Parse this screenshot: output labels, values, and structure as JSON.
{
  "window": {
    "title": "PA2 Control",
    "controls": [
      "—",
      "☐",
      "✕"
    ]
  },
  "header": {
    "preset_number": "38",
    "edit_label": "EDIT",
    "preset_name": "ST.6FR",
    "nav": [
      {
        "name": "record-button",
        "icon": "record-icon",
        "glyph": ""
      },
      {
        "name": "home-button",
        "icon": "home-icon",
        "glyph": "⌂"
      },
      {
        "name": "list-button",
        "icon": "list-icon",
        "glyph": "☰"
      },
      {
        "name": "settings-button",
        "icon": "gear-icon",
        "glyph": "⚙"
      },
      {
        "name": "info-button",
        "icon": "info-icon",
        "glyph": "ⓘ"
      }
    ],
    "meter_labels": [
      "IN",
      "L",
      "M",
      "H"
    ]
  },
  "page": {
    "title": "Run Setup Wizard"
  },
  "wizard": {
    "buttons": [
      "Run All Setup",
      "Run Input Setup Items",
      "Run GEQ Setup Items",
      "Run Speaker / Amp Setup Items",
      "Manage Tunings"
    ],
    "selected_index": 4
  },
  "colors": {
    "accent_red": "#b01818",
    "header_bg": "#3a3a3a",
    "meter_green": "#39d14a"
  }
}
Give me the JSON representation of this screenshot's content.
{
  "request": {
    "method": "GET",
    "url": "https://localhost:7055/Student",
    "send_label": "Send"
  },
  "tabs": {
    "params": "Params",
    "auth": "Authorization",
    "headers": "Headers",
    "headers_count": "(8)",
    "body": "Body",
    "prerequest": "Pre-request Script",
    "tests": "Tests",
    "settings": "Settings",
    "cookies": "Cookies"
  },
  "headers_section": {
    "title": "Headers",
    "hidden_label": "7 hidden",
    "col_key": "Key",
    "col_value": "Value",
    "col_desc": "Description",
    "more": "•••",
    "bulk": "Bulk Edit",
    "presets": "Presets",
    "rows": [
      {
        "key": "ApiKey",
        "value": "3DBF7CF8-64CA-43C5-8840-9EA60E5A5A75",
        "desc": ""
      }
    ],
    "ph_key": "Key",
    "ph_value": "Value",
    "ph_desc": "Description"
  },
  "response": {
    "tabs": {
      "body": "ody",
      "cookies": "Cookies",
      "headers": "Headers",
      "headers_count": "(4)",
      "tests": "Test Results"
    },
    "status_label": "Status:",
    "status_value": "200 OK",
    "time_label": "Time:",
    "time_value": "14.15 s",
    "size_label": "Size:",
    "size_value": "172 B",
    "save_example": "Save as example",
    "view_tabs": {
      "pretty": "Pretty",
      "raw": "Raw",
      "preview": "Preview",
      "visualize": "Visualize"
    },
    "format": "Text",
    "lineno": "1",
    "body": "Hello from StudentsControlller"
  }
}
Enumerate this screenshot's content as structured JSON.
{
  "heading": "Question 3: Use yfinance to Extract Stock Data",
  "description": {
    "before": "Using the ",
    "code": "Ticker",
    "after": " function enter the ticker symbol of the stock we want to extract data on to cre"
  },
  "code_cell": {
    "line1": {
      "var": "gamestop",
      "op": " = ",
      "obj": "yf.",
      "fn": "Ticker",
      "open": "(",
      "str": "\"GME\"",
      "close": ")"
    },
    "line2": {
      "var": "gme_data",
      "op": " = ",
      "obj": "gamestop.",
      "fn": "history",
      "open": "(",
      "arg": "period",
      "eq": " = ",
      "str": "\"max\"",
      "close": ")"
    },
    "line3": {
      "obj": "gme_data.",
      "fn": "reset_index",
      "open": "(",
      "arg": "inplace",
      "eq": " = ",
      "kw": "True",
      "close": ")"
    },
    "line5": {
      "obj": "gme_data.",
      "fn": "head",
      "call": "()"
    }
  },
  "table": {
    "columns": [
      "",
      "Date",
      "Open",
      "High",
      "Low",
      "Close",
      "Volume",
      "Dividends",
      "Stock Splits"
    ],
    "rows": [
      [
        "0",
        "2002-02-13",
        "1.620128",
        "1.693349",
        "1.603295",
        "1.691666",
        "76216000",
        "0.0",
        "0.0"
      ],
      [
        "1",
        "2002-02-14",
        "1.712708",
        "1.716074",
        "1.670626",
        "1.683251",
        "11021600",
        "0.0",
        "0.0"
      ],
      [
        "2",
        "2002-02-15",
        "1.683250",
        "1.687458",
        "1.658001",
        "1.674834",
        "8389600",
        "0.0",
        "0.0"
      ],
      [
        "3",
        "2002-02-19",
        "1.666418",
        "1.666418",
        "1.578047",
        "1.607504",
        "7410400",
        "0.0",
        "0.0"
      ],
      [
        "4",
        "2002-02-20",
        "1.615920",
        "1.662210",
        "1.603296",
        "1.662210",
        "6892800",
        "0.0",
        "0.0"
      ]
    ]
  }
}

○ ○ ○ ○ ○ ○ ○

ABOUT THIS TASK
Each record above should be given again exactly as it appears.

THE COMPLETED TASK
Parse this screenshot: output labels, values, and structure as JSON.
{
  "window": {
    "title": "PA2 Control",
    "controls": [
      "—",
      "☐",
      "✕"
    ]
  },
  "header": {
    "preset_number": "38",
    "edit_label": "EDIT",
    "preset_name": "ST.6FR",
    "nav": [
      {
        "name": "record-button",
        "icon": "record-icon",
        "glyph": ""
      },
      {
        "name": "home-button",
        "icon": "home-icon",
        "glyph": "⌂"
      },
      {
        "name": "list-button",
        "icon": "list-icon",
        "glyph": "☰"
      },
      {
        "name": "settings-button",
        "icon": "gear-icon",
        "glyph": "⚙"
      },
      {
        "name": "info-button",
        "icon": "info-icon",
        "glyph": "ⓘ"
      }
    ],
    "meter_labels": [
      "IN",
      "L",
      "M",
      "H"
    ]
  },
  "page": {
    "title": "Run Setup Wizard"
  },
  "wizard": {
    "buttons": [
      "Run All Setup",
      "Run Input Setup Items",
      "Run GEQ Setup Items",
      "Run Speaker / Amp Setup Items",
      "Manage Tunings"
    ],
    "selected_index": 4
  },
  "colors": {
    "accent_red": "#b01818",
    "header_bg": "#3a3a3a",
    "meter_green": "#39d14a"
  }
}
Give me the JSON representation of this screenshot's content.
{
  "request": {
    "method": "GET",
    "url": "https://localhost:7055/Student",
    "send_label": "Send"
  },
  "tabs": {
    "params": "Params",
    "auth": "Authorization",
    "headers": "Headers",
    "headers_count": "(8)",
    "body": "Body",
    "prerequest": "Pre-request Script",
    "tests": "Tests",
    "settings": "Settings",
    "cookies": "Cookies"
  },
  "headers_section": {
    "title": "Headers",
    "hidden_label": "7 hidden",
    "col_key": "Key",
    "col_value": "Value",
    "col_desc": "Description",
    "more": "•••",
    "bulk": "Bulk Edit",
    "presets": "Presets",
    "rows": [
      {
        "key": "ApiKey",
        "value": "3DBF7CF8-64CA-43C5-8840-9EA60E5A5A75",
        "desc": ""
      }
    ],
    "ph_key": "Key",
    "ph_value": "Value",
    "ph_desc": "Description"
  },
  "response": {
    "tabs": {
      "body": "ody",
      "cookies": "Cookies",
      "headers": "Headers",
      "headers_count": "(4)",
      "tests": "Test Results"
    },
    "status_label": "Status:",
    "status_value": "200 OK",
    "time_label": "Time:",
    "time_value": "14.15 s",
    "size_label": "Size:",
    "size_value": "172 B",
    "save_example": "Save as example",
    "view_tabs": {
      "pretty": "Pretty",
      "raw": "Raw",
      "preview": "Preview",
      "visualize": "Visualize"
    },
    "format": "Text",
    "lineno": "1",
    "body": "Hello from StudentsControlller"
  }
}
Enumerate this screenshot's content as structured JSON.
{
  "heading": "Question 3: Use yfinance to Extract Stock Data",
  "description": {
    "before": "Using the ",
    "code": "Ticker",
    "after": " function enter the ticker symbol of the stock we want to extract data on to cre"
  },
  "code_cell": {
    "line1": {
      "var": "gamestop",
      "op": " = ",
      "obj": "yf.",
      "fn": "Ticker",
      "open": "(",
      "str": "\"GME\"",
      "close": ")"
    },
    "line2": {
      "var": "gme_data",
      "op": " = ",
      "obj": "gamestop.",
      "fn": "history",
      "open": "(",
      "arg": "period",
      "eq": " = ",
      "str": "\"max\"",
      "close": ")"
    },
    "line3": {
      "obj": "gme_data.",
      "fn": "reset_index",
      "open": "(",
      "arg": "inplace",
      "eq": " = ",
      "kw": "True",
      "close": ")"
    },
    "line5": {
      "obj": "gme_data.",
      "fn": "head",
      "call": "()"
    }
  },
  "table": {
    "columns": [
      "",
      "Date",
      "Open",
      "High",
      "Low",
      "Close",
      "Volume",
      "Dividends",
      "Stock Splits"
    ],
    "rows": [
      [
        "0",
        "2002-02-13",
        "1.620128",
        "1.693349",
        "1.603295",
        "1.691666",
        "76216000",
        "0.0",
        "0.0"
      ],
      [
        "1",
        "2002-02-14",
        "1.712708",
        "1.716074",
        "1.670626",
        "1.683251",
        "11021600",
        "0.0",
        "0.0"
      ],
      [
        "2",
        "2002-02-15",
        "1.683250",
        "1.687458",
        "1.658001",
        "1.674834",
        "8389600",
        "0.0",
        "0.0"
      ],
      [
        "3",
        "2002-02-19",
        "1.666418",
        "1.666418",
        "1.578047",
        "1.607504",
        "7410400",
        "0.0",
        "0.0"
      ],
      [
        "4",
        "2002-02-20",
        "1.615920",
        "1.662210",
        "1.603296",
        "1.662210",
        "6892800",
        "0.0",
        "0.0"
      ]
    ]
  }
}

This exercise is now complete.